I enter Franklin Street and there’s the diner. My palms get real damp for the first time and my heart rate jumps. I go over the sequence in my head. Find a booth, wait ‘till the place is full, stand up and yell “for the old, sick and forgotten; justice!” Press the button; boom.
That’ll give the movement the martyr it needs and I’ll be back with my Margie where I belong. And no more effin’ cancer neither.
I go in. The place is already gettin’ packed, but I find a space in a booth across from a pretty girl in glasses. She smiles and nods when I ask if she minds if I share with her, gesturing with her hand that I should sit.

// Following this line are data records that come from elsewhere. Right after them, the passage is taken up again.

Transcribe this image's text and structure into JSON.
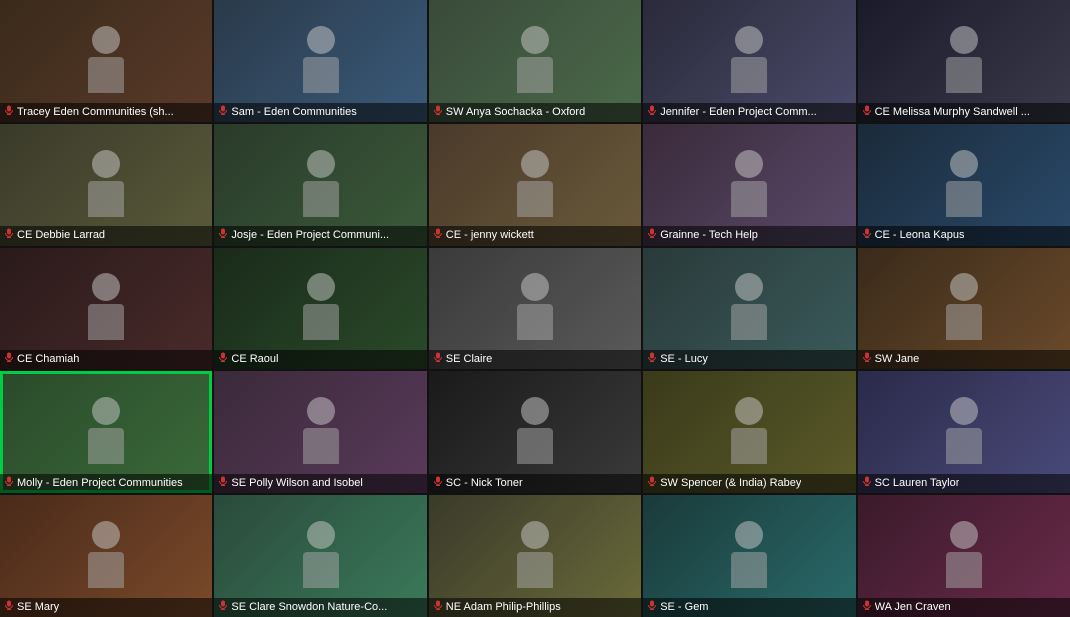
{
  "participants": [
    {
      "id": 1,
      "name": "Tracey Eden Communities  (sh...",
      "color": "c1",
      "highlighted": false
    },
    {
      "id": 2,
      "name": "Sam - Eden Communities",
      "color": "c2",
      "highlighted": false
    },
    {
      "id": 3,
      "name": "SW Anya Sochacka - Oxford",
      "color": "c3",
      "highlighted": false
    },
    {
      "id": 4,
      "name": "Jennifer - Eden Project Comm...",
      "color": "c4",
      "highlighted": false
    },
    {
      "id": 5,
      "name": "CE Melissa Murphy Sandwell ...",
      "color": "c5",
      "highlighted": false
    },
    {
      "id": 6,
      "name": "CE Debbie Larrad",
      "color": "c6",
      "highlighted": false
    },
    {
      "id": 7,
      "name": "Josje - Eden Project Communi...",
      "color": "c7",
      "highlighted": false
    },
    {
      "id": 8,
      "name": "CE - jenny wickett",
      "color": "c8",
      "highlighted": false
    },
    {
      "id": 9,
      "name": "Grainne - Tech Help",
      "color": "c9",
      "highlighted": false
    },
    {
      "id": 10,
      "name": "CE - Leona Kapus",
      "color": "c10",
      "highlighted": false
    },
    {
      "id": 11,
      "name": "CE Chamiah",
      "color": "c11",
      "highlighted": false
    },
    {
      "id": 12,
      "name": "CE Raoul",
      "color": "c12",
      "highlighted": false
    },
    {
      "id": 13,
      "name": "SE Claire",
      "color": "c13",
      "highlighted": false
    },
    {
      "id": 14,
      "name": "SE - Lucy",
      "color": "c14",
      "highlighted": false
    },
    {
      "id": 15,
      "name": "SW Jane",
      "color": "c15",
      "highlighted": false
    },
    {
      "id": 16,
      "name": "Molly - Eden Project Communities",
      "color": "c16",
      "highlighted": true
    },
    {
      "id": 17,
      "name": "SE Polly Wilson and Isobel",
      "color": "c17",
      "highlighted": false
    },
    {
      "id": 18,
      "name": "SC - Nick Toner",
      "color": "c18",
      "highlighted": false
    },
    {
      "id": 19,
      "name": "SW Spencer (& India) Rabey",
      "color": "c19",
      "highlighted": false
    },
    {
      "id": 20,
      "name": "SC Lauren Taylor",
      "color": "c20",
      "highlighted": false
    },
    {
      "id": 21,
      "name": "SE Mary",
      "color": "c21",
      "highlighted": false
    },
    {
      "id": 22,
      "name": "SE Clare Snowdon Nature-Co...",
      "color": "c22",
      "highlighted": false
    },
    {
      "id": 23,
      "name": "NE Adam Philip-Phillips",
      "color": "c23",
      "highlighted": false
    },
    {
      "id": 24,
      "name": "SE - Gem",
      "color": "c24",
      "highlighted": false
    },
    {
      "id": 25,
      "name": "WA Jen Craven",
      "color": "c25",
      "highlighted": false
    }
  ],
  "mic_icon": "🔇",
  "colors": {
    "label_bg": "rgba(0,0,0,0.55)",
    "label_text": "#ffffff",
    "highlight": "#00cc44"
  }
}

Despite myself, doubt starts creeping in at the edges of my resolve. She’s very young and pretty; I try not to dwell on what I’m about to do to her and her fellow patrons.
I squeeze myself into the booth and the waitress comes straight over. She’s heavy set, forty maybe, with a lot of tables to cover, but she’s cheerful as I order a coffee I have no intention of drinking.
My mouth is dry and I can feel my hands are shaking a little. People have been comin’ in this whole time. The place is very popular on the weekend, that’s why I chose it.
A family comes through the door; pretty mom and two young, very cute, kids. Dad is probably parkin’ the car. He better hurry up or he could lose everything today. I feel sick to my stomach. The anger that got me this far is dissipatin’ fast.
Everywhere I look, there are people who just seem so ordinary, so…innocent. I gaze across the table at the pretty girl in glasses. She catches my eye and smiles a little distractedly. Does she deserve this?
Then an image comes into my head, the smug little shit at the VA who told me I no longer qualified for the cancer drugs.
“It has been determined by our researchers that the use of depleted uranium on the battlefield poses no risk to the user. Therefore, your cancer is unconnected to your tour in Fallujah.”
That look in his eyes as he closed the cover on my file; may as well have been closin’ the lid on my coffin.
Suddenly my rage is back. I look around and I don’t see families; innocent kids. I see fat, lazy members of an entitled, throwaway society that forgets all about you once you’re no longer any use to it.
My anger boils over and I brace my feet against the floor. I’m just about to push myself up and yell my thing when the pretty girl across from me springs to her feet and pulls open her coat.
She’s wearing a vest just like mine.
Her face is waxen and I see her take a shaky breath, then she hollers “forced sterilization for breeders!”
A blinding fla……
Image and words are my own.